• **Stored entries**
-------

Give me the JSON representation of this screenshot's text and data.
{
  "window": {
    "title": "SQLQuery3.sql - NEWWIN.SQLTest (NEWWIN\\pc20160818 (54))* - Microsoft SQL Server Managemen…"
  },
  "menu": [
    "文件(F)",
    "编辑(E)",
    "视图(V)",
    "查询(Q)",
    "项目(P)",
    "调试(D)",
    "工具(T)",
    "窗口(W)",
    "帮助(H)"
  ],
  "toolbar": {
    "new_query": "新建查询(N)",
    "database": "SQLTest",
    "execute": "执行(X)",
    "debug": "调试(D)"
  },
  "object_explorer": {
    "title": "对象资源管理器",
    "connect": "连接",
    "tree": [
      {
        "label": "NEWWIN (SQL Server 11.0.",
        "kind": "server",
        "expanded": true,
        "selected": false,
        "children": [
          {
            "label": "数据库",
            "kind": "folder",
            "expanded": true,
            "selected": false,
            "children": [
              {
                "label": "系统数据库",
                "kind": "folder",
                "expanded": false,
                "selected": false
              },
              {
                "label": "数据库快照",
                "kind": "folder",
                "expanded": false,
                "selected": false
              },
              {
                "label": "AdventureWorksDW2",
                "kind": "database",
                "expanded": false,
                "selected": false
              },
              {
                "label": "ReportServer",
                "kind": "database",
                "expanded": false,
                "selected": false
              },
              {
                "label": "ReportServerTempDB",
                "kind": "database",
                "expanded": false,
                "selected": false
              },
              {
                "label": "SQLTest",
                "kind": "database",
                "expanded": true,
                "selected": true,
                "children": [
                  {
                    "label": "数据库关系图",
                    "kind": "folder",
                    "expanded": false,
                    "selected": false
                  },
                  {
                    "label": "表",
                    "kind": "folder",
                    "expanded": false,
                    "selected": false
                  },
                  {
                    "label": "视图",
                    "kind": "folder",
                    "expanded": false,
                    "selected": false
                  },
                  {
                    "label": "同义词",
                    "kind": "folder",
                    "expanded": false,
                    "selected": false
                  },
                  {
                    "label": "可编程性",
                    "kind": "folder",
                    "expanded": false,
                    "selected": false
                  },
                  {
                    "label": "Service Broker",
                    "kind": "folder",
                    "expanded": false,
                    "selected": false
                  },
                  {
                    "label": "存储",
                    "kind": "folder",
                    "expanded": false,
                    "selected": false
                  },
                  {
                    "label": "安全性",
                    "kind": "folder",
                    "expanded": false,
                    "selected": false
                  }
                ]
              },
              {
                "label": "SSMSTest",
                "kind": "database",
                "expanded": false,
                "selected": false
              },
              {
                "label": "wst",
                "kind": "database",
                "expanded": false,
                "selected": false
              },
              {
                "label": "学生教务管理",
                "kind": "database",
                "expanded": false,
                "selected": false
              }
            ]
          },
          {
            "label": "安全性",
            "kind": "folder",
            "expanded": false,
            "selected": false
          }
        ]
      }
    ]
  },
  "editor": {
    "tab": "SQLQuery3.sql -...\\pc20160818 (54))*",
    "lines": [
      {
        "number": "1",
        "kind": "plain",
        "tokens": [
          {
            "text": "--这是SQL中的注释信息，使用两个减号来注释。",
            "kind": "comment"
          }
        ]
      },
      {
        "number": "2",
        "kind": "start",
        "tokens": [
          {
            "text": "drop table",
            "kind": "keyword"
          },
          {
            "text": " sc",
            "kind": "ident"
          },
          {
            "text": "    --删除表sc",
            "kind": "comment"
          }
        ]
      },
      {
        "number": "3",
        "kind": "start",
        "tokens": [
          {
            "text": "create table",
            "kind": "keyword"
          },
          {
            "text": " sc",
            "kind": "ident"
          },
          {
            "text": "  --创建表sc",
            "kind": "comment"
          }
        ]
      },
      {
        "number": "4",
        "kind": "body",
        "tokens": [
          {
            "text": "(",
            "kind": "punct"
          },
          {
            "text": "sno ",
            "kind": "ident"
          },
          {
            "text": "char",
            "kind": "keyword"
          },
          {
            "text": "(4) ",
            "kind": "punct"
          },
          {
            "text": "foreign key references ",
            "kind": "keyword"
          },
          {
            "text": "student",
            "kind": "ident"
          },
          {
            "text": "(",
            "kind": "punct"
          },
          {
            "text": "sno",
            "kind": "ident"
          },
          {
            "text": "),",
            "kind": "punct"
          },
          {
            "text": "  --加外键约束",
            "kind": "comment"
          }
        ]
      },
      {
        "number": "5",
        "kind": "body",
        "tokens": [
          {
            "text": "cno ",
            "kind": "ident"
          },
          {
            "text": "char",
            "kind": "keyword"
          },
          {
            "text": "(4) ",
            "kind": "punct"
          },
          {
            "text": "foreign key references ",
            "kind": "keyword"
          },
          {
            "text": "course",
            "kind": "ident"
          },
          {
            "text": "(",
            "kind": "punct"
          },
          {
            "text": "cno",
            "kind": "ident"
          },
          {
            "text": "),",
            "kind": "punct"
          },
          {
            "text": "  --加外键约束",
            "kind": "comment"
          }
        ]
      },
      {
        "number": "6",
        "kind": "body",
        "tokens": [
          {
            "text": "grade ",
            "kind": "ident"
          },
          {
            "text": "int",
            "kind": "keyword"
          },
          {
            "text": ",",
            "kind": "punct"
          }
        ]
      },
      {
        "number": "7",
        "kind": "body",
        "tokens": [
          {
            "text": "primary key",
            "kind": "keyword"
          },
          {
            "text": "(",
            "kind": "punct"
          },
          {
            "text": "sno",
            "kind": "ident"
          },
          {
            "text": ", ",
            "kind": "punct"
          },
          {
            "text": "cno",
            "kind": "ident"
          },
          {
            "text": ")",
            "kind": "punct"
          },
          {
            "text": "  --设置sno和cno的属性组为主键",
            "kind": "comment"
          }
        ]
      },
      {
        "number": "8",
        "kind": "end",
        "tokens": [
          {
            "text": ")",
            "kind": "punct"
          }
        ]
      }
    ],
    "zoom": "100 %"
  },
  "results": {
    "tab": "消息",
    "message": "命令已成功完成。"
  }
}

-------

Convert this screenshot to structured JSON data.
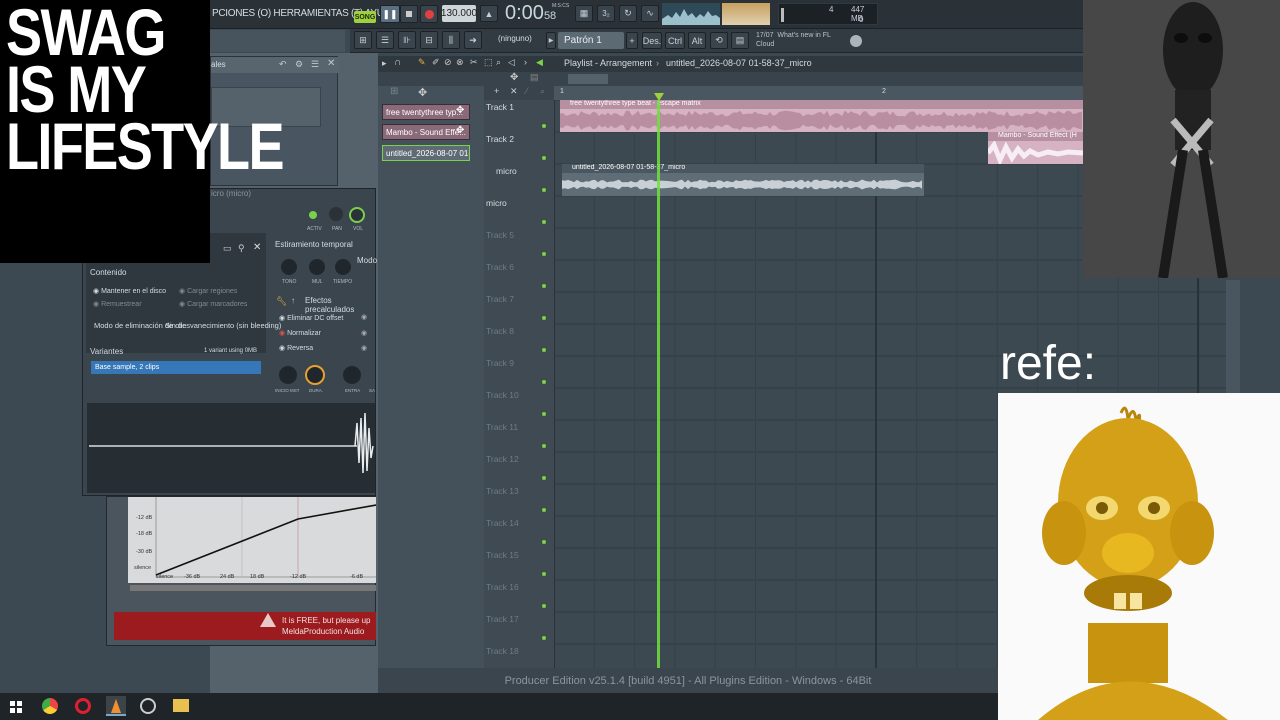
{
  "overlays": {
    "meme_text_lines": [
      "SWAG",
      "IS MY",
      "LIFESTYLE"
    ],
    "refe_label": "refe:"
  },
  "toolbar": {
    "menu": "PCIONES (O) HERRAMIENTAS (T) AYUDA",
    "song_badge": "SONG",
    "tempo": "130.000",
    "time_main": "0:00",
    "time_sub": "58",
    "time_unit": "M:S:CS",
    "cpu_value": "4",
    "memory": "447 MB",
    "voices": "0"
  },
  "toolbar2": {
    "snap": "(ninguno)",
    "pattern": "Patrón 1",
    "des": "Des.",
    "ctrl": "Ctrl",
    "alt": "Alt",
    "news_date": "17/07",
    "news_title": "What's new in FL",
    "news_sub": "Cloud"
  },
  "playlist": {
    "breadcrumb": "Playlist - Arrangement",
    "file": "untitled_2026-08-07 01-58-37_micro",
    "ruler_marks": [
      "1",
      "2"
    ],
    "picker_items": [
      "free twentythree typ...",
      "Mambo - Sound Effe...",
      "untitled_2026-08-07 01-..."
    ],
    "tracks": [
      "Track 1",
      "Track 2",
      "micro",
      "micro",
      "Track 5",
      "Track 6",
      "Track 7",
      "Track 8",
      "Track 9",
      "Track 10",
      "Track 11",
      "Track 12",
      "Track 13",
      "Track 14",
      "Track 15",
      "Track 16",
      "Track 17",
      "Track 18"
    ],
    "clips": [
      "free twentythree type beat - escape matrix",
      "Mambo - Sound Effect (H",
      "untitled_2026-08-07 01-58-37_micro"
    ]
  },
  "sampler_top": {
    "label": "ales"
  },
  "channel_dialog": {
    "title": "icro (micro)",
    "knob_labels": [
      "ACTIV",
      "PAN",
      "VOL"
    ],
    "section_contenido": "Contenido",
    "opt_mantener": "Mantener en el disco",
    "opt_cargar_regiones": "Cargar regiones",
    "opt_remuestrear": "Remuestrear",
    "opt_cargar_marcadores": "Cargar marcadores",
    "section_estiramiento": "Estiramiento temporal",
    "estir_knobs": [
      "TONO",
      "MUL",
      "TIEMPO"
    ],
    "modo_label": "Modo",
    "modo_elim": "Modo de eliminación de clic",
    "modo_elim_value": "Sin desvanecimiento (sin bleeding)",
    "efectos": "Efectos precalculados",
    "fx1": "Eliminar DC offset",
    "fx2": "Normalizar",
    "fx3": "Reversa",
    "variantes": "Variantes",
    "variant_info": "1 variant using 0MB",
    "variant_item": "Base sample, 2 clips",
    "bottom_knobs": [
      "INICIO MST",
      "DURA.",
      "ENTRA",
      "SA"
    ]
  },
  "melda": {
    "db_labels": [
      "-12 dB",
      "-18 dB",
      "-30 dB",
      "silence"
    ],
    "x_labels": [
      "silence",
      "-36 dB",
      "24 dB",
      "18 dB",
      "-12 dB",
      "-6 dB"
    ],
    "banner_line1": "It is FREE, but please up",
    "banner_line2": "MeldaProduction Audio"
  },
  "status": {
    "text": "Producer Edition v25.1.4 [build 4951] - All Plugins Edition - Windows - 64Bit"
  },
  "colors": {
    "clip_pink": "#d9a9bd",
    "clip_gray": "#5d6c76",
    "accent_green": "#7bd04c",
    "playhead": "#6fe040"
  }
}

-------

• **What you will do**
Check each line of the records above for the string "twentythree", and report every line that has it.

• **Solution to the problem**
      "free twentythree typ...",
      "free twentythree type beat - escape matrix",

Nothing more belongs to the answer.